USA — State regulators have scheduled four hearings to give the public a chance to sound off on the kinds of rules they think should be adopted to keep power lines from sparking wildfires when Santa Ana winds blow.
In response to the October 2007 fires that ravaged much of Southern California, the California Public Utilities Commission announced last fall that it planned to write safety-based regulations that the state’s major utilities, including San Diego Gas & Electric Co., will have to follow.
No regulations have been proposed; that will come later.
Regulators say they are looking for ideas on the maximum number of wires that should be strung from a single pole, how wires should be kept away from trees and shrubs, and how wires should be kept from slapping each other in high wind.
Andrew Kotch, an agency spokesman in San Francisco, said utility commissioners have until November to make a decision.
The rule-making exercise is one of four Public Utilities Commission proceedings under way in response to the 2007 wildfires.
The second is an investigation examining whether three of the 2007 fires —- Witch Creek, Guejito and Rice Canyon —- occurred in part because SDG&E failed to follow existing state safety rules.
Another is looking into whether Cox Communications played a role in the start of the Guejito fire by operating its cables in violation of the rules.
Both companies deny they broke any rules.
A fourth proceeding is under way to consider SDG&E’s proposal to shut off power to as many as 45,000 customers in the fire-prone backcountry of San Diego County during extreme Santa Ana conditions.
SDG&E’s plan ignited a firestorm of opposition in rural areas last fall, and area water districts sued to block it.
That prompted the company to back away from its effort to put the plan in place without state oversight, after repeatedly insisting it did not need approval.

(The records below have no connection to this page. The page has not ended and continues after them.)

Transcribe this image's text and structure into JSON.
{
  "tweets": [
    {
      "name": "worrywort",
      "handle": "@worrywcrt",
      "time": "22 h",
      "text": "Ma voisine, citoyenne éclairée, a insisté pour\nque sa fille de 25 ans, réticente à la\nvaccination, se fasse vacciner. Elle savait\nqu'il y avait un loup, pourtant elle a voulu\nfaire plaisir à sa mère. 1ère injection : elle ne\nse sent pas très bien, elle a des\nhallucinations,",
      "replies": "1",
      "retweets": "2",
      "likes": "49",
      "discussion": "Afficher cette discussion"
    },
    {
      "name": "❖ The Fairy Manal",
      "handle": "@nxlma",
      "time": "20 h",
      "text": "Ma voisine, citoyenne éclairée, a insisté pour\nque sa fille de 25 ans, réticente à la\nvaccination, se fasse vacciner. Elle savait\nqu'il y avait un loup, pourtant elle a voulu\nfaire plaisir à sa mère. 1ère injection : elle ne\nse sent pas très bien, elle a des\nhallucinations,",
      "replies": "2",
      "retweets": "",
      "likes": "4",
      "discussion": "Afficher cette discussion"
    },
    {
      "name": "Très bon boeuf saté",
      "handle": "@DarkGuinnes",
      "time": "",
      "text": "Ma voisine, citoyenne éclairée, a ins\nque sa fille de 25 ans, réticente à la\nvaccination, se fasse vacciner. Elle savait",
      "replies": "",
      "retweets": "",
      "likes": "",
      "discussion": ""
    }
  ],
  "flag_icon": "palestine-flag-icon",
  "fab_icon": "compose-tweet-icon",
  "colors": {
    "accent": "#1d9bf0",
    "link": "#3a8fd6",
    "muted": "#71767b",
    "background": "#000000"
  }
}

And the company filed a formal application asking the utility commission to authorize the controversial policy.
An attorney for Valley Center, Fallbrook, Rainbow and Ramona water districts filed a protest Jan. 21, saying the policy would put their customers at risk.
If power is cut off during the worst fire danger periods, the districts could be prevented from pumping water when it is needed most to put out fires, wrote Sophie Akins, a lawyer with Best Best & Krieger in San Diego.
Akins maintained that SDG&E’s plan was premature because the state’s investigation could find that the fires would not have started, had the San Diego utility been following existing rules.
And she said that in turning the power off, SDG&E would be shirking its responsibility to provide electricity to the entire region.
Nonsense, said SDG&E spokeswoman Stephanie Donovan. She said utilities for years have cut power to customers from time to time for a variety of reasons, including safety concerns and a lack of electricity to power air conditioners on hot days.
And it’s not as if the districts wouldn’t be able to pump water, Donovan said.
“We think that the water districts have got it wrong,” she said. “In their filing, they already admit they have backup generation.”
The bottom line, she said, is “we are trying to prevent fires.”
Donovan said SDG&E has asked the commission to deliver a decision by July 9, to give it time to put the plan into effect next fall.
As for new statewide rules, Diane Conklin, spokeswoman for the Mussey Grade Road Alliance in Ramona, offered a suggestion last week.
In a report to the commission, she said utilities should have to report every fire started by a wire to the Public Utilities Commission, no matter how small.
“Without the data, you don’t see the full picture,” Conklin said by telephone. “In order to learn from these incidents, you have to know what happened.”
The local hearings are set for 2 and 7 p.m. March 17 at the Al Bahr Shriners Center, 5440 Kearny Mesa Road, San Diego.
Hearings also are planned for March 10 in Santa Cruz and March 18 in Los Angeles.